**Required action**
Scan the material and copy every line in which "subtitle" appears.

**Listed records**
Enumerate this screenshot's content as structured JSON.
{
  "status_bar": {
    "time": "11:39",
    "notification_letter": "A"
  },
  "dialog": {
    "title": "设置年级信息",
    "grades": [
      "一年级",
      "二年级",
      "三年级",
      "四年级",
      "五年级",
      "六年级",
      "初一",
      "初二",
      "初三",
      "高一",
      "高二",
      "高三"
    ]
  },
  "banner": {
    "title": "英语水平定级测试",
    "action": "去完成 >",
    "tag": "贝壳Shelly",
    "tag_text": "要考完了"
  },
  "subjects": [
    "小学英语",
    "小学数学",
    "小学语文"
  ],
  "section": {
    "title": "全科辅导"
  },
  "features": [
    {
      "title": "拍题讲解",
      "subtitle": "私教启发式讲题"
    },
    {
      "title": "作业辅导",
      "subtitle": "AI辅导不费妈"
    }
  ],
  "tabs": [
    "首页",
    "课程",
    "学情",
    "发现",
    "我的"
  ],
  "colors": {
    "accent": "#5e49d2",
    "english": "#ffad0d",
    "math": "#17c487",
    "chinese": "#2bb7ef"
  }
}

**Task answer**
      "subtitle": "私教启发式讲题"
      "subtitle": "AI辅导不费妈"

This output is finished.